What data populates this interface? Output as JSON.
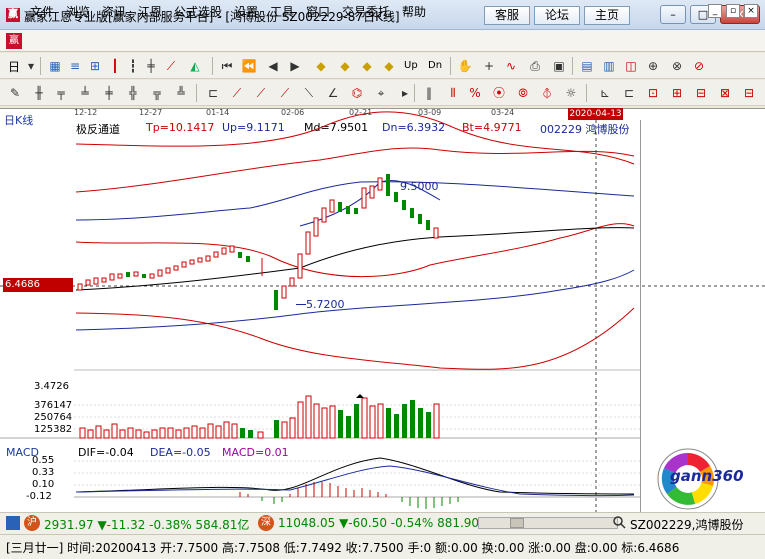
{
  "window": {
    "title": "赢家江恩专业版[赢家内部服务平台] - [鸿博股份   SZ002229-87日K线]",
    "top_buttons": [
      "客服",
      "论坛",
      "主页"
    ],
    "minimize": "–",
    "maximize": "□",
    "close": "✕"
  },
  "menu": {
    "logo": "赢",
    "items": [
      "文件",
      "浏览",
      "资讯",
      "江恩",
      "公式选股",
      "设置",
      "工具",
      "窗口",
      "交易委托",
      "帮助"
    ],
    "mdi_buttons": [
      "_",
      "▫",
      "×"
    ]
  },
  "toolbar1": {
    "period_label": "日",
    "icons": [
      "dropdown-icon",
      "grid-icon",
      "rank-icon",
      "table-icon",
      "candlestick-icon",
      "bar-icon",
      "tick-icon",
      "gann-fan-icon",
      "zoom-icon",
      "first-icon",
      "prev-page-icon",
      "prev-icon",
      "next-icon",
      "diamond-up-icon",
      "diamond-down-icon",
      "diamond-left-icon",
      "diamond-right-icon",
      "up-arrow-icon",
      "dn-arrow-icon",
      "hand-icon",
      "cross-icon",
      "wave-icon",
      "print-icon",
      "save-icon",
      "calendar-icon",
      "select-icon",
      "window-icon",
      "tool1-icon",
      "tool2-icon"
    ],
    "labels": [
      "Up",
      "Dn"
    ]
  },
  "toolbar2": {
    "icons": [
      "pencil-icon",
      "line-icon",
      "parallel-icon",
      "triangle-icon",
      "fib-icon",
      "circle-icon",
      "arc-icon",
      "gann-square-icon",
      "time-cycle-icon",
      "box-icon",
      "speed-icon",
      "channel-icon",
      "fan-icon",
      "angle-icon",
      "hex-icon",
      "percent-icon",
      "lock-icon",
      "erase-icon",
      "text-icon",
      "copy-icon",
      "layout-icon",
      "home-icon",
      "arrow-icon"
    ]
  },
  "chart": {
    "period": "日K线",
    "dates": [
      "12-12",
      "12-27",
      "01-14",
      "02-06",
      "02-21",
      "03-09",
      "03-24"
    ],
    "indicator_name": "极反通道",
    "tp": "Tp=10.1417",
    "up": "Up=9.1171",
    "md": "Md=7.9501",
    "dn": "Dn=6.3932",
    "bt": "Bt=4.9771",
    "stock": "002229  鸿博股份",
    "date_flag": "2020-04-13",
    "cursor_price": "6.4686",
    "high_label": "9.5000",
    "low_label": "5.7200",
    "volume_axis": [
      "3.4726",
      "376147",
      "250764",
      "125382"
    ],
    "macd": {
      "name": "MACD",
      "dif": "DIF=-0.04",
      "dea": "DEA=-0.05",
      "macd": "MACD=0.01",
      "axis": [
        "0.55",
        "0.33",
        "0.10",
        "-0.12"
      ]
    },
    "logo_text": "gann360",
    "colors": {
      "up": "#cc0000",
      "down": "#008800",
      "band": "#cc0000",
      "mid": "#000000",
      "inner": "#1a2a9a"
    }
  },
  "index_bar": {
    "sh_icon": "沪",
    "sh_text": "2931.97 ▼-11.32 -0.38% 584.81亿",
    "sz_icon": "深",
    "sz_text": "11048.05 ▼-60.50 -0.54% 881.90",
    "scroll_stock": "SZ002229,鸿博股份"
  },
  "status": {
    "text": "[三月廿一] 时间:20200413 开:7.7500 高:7.7508 低:7.7492 收:7.7500 手:0 额:0.00 换:0.00 涨:0.00 盘:0.00 标:6.4686"
  }
}
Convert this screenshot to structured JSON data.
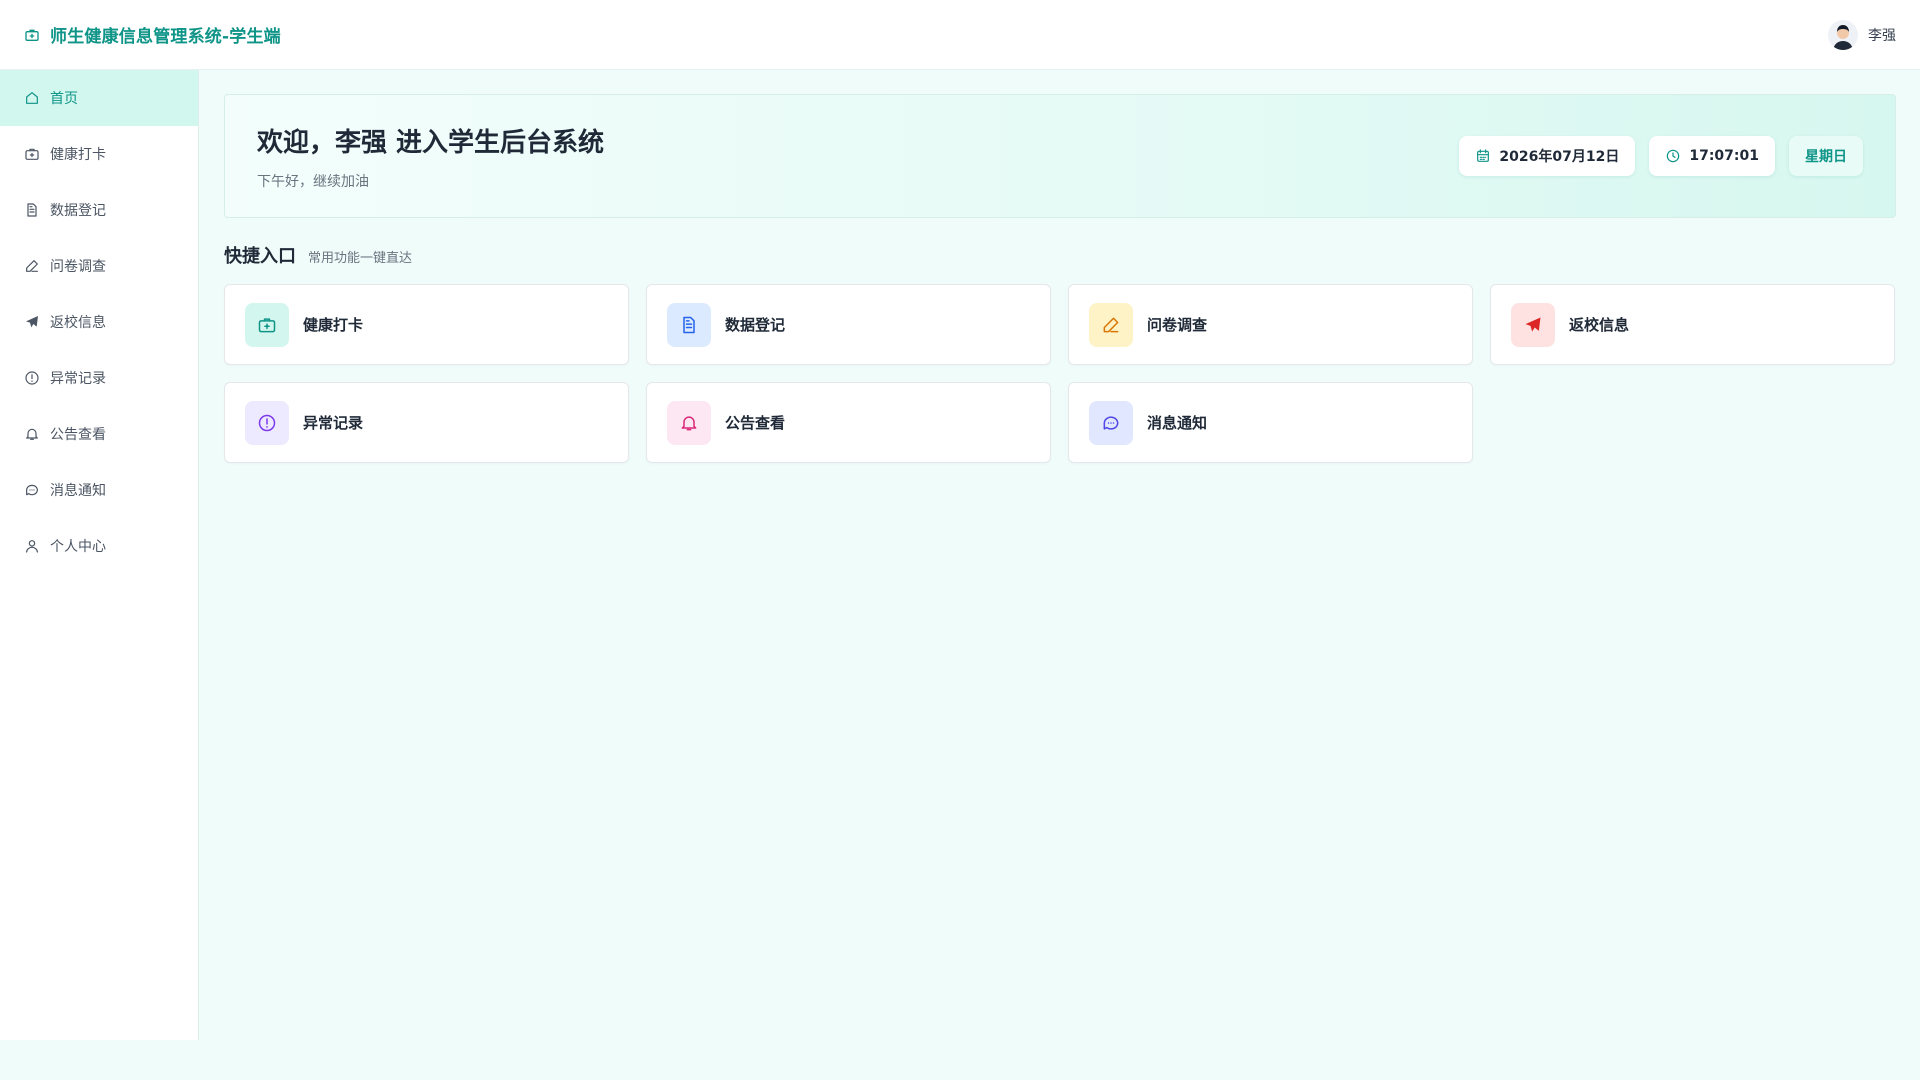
{
  "app": {
    "title": "师生健康信息管理系统-学生端",
    "accent": "#0f9488"
  },
  "user": {
    "name": "李强"
  },
  "sidebar": {
    "items": [
      {
        "label": "首页",
        "icon": "home-icon",
        "active": true
      },
      {
        "label": "健康打卡",
        "icon": "medical-kit-icon"
      },
      {
        "label": "数据登记",
        "icon": "document-icon"
      },
      {
        "label": "问卷调查",
        "icon": "pen-icon"
      },
      {
        "label": "返校信息",
        "icon": "send-icon"
      },
      {
        "label": "异常记录",
        "icon": "alert-circle-icon"
      },
      {
        "label": "公告查看",
        "icon": "bell-icon"
      },
      {
        "label": "消息通知",
        "icon": "chat-icon"
      },
      {
        "label": "个人中心",
        "icon": "user-icon"
      }
    ]
  },
  "welcome": {
    "title": "欢迎，李强 进入学生后台系统",
    "subtitle": "下午好，继续加油",
    "date": "2026年07月12日",
    "time": "17:07:01",
    "weekday": "星期日"
  },
  "quick": {
    "title": "快捷入口",
    "subtitle": "常用功能一键直达",
    "cards": [
      {
        "label": "健康打卡",
        "icon": "medical-kit-icon",
        "bg": "#d3f7ee",
        "color": "#0f9488"
      },
      {
        "label": "数据登记",
        "icon": "document-icon",
        "bg": "#dbeafe",
        "color": "#2563eb"
      },
      {
        "label": "问卷调查",
        "icon": "pen-icon",
        "bg": "#fef3c7",
        "color": "#d97706"
      },
      {
        "label": "返校信息",
        "icon": "send-icon",
        "bg": "#fee2e2",
        "color": "#dc2626"
      },
      {
        "label": "异常记录",
        "icon": "alert-circle-icon",
        "bg": "#ede9fe",
        "color": "#7c3aed"
      },
      {
        "label": "公告查看",
        "icon": "bell-icon",
        "bg": "#fce7f3",
        "color": "#db2777"
      },
      {
        "label": "消息通知",
        "icon": "chat-icon",
        "bg": "#e0e7ff",
        "color": "#4f46e5"
      }
    ]
  }
}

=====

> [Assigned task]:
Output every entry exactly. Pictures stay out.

> [Finished exercise]:
What data populates this interface? Output as JSON.
{
  "window": {
    "title": "赢家江恩专业版[赢家内部服务平台] - [鸿博股份   SZ002229-87日K线]",
    "top_buttons": [
      "客服",
      "论坛",
      "主页"
    ],
    "minimize": "–",
    "maximize": "□",
    "close": "✕"
  },
  "menu": {
    "logo": "赢",
    "items": [
      "文件",
      "浏览",
      "资讯",
      "江恩",
      "公式选股",
      "设置",
      "工具",
      "窗口",
      "交易委托",
      "帮助"
    ],
    "mdi_buttons": [
      "_",
      "▫",
      "×"
    ]
  },
  "toolbar1": {
    "period_label": "日",
    "icons": [
      "dropdown-icon",
      "grid-icon",
      "rank-icon",
      "table-icon",
      "candlestick-icon",
      "bar-icon",
      "tick-icon",
      "gann-fan-icon",
      "zoom-icon",
      "first-icon",
      "prev-page-icon",
      "prev-icon",
      "next-icon",
      "diamond-up-icon",
      "diamond-down-icon",
      "diamond-left-icon",
      "diamond-right-icon",
      "up-arrow-icon",
      "dn-arrow-icon",
      "hand-icon",
      "cross-icon",
      "wave-icon",
      "print-icon",
      "save-icon",
      "calendar-icon",
      "select-icon",
      "window-icon",
      "tool1-icon",
      "tool2-icon"
    ],
    "labels": [
      "Up",
      "Dn"
    ]
  },
  "toolbar2": {
    "icons": [
      "pencil-icon",
      "line-icon",
      "parallel-icon",
      "triangle-icon",
      "fib-icon",
      "circle-icon",
      "arc-icon",
      "gann-square-icon",
      "time-cycle-icon",
      "box-icon",
      "speed-icon",
      "channel-icon",
      "fan-icon",
      "angle-icon",
      "hex-icon",
      "percent-icon",
      "lock-icon",
      "erase-icon",
      "text-icon",
      "copy-icon",
      "layout-icon",
      "home-icon",
      "arrow-icon"
    ]
  },
  "chart": {
    "period": "日K线",
    "dates": [
      "12-12",
      "12-27",
      "01-14",
      "02-06",
      "02-21",
      "03-09",
      "03-24"
    ],
    "indicator_name": "极反通道",
    "tp": "Tp=10.1417",
    "up": "Up=9.1171",
    "md": "Md=7.9501",
    "dn": "Dn=6.3932",
    "bt": "Bt=4.9771",
    "stock": "002229  鸿博股份",
    "date_flag": "2020-04-13",
    "cursor_price": "6.4686",
    "high_label": "9.5000",
    "low_label": "5.7200",
    "volume_axis": [
      "3.4726",
      "376147",
      "250764",
      "125382"
    ],
    "macd": {
      "name": "MACD",
      "dif": "DIF=-0.04",
      "dea": "DEA=-0.05",
      "macd": "MACD=0.01",
      "axis": [
        "0.55",
        "0.33",
        "0.10",
        "-0.12"
      ]
    },
    "logo_text": "gann360",
    "colors": {
      "up": "#cc0000",
      "down": "#008800",
      "band": "#cc0000",
      "mid": "#000000",
      "inner": "#1a2a9a"
    }
  },
  "index_bar": {
    "sh_icon": "沪",
    "sh_text": "2931.97 ▼-11.32 -0.38% 584.81亿",
    "sz_icon": "深",
    "sz_text": "11048.05 ▼-60.50 -0.54% 881.90",
    "scroll_stock": "SZ002229,鸿博股份"
  },
  "status": {
    "text": "[三月廿一] 时间:20200413 开:7.7500 高:7.7508 低:7.7492 收:7.7500 手:0 额:0.00 换:0.00 涨:0.00 盘:0.00 标:6.4686"
  }
}
Convert this screenshot to structured JSON data.
{
  "app": {
    "title": "师生健康信息管理系统-学生端",
    "accent": "#0f9488"
  },
  "user": {
    "name": "李强"
  },
  "sidebar": {
    "items": [
      {
        "label": "首页",
        "icon": "home-icon",
        "active": true
      },
      {
        "label": "健康打卡",
        "icon": "medical-kit-icon"
      },
      {
        "label": "数据登记",
        "icon": "document-icon"
      },
      {
        "label": "问卷调查",
        "icon": "pen-icon"
      },
      {
        "label": "返校信息",
        "icon": "send-icon"
      },
      {
        "label": "异常记录",
        "icon": "alert-circle-icon"
      },
      {
        "label": "公告查看",
        "icon": "bell-icon"
      },
      {
        "label": "消息通知",
        "icon": "chat-icon"
      },
      {
        "label": "个人中心",
        "icon": "user-icon"
      }
    ]
  },
  "welcome": {
    "title": "欢迎，李强 进入学生后台系统",
    "subtitle": "下午好，继续加油",
    "date": "2026年07月12日",
    "time": "17:07:01",
    "weekday": "星期日"
  },
  "quick": {
    "title": "快捷入口",
    "subtitle": "常用功能一键直达",
    "cards": [
      {
        "label": "健康打卡",
        "icon": "medical-kit-icon",
        "bg": "#d3f7ee",
        "color": "#0f9488"
      },
      {
        "label": "数据登记",
        "icon": "document-icon",
        "bg": "#dbeafe",
        "color": "#2563eb"
      },
      {
        "label": "问卷调查",
        "icon": "pen-icon",
        "bg": "#fef3c7",
        "color": "#d97706"
      },
      {
        "label": "返校信息",
        "icon": "send-icon",
        "bg": "#fee2e2",
        "color": "#dc2626"
      },
      {
        "label": "异常记录",
        "icon": "alert-circle-icon",
        "bg": "#ede9fe",
        "color": "#7c3aed"
      },
      {
        "label": "公告查看",
        "icon": "bell-icon",
        "bg": "#fce7f3",
        "color": "#db2777"
      },
      {
        "label": "消息通知",
        "icon": "chat-icon",
        "bg": "#e0e7ff",
        "color": "#4f46e5"
      }
    ]
  }
}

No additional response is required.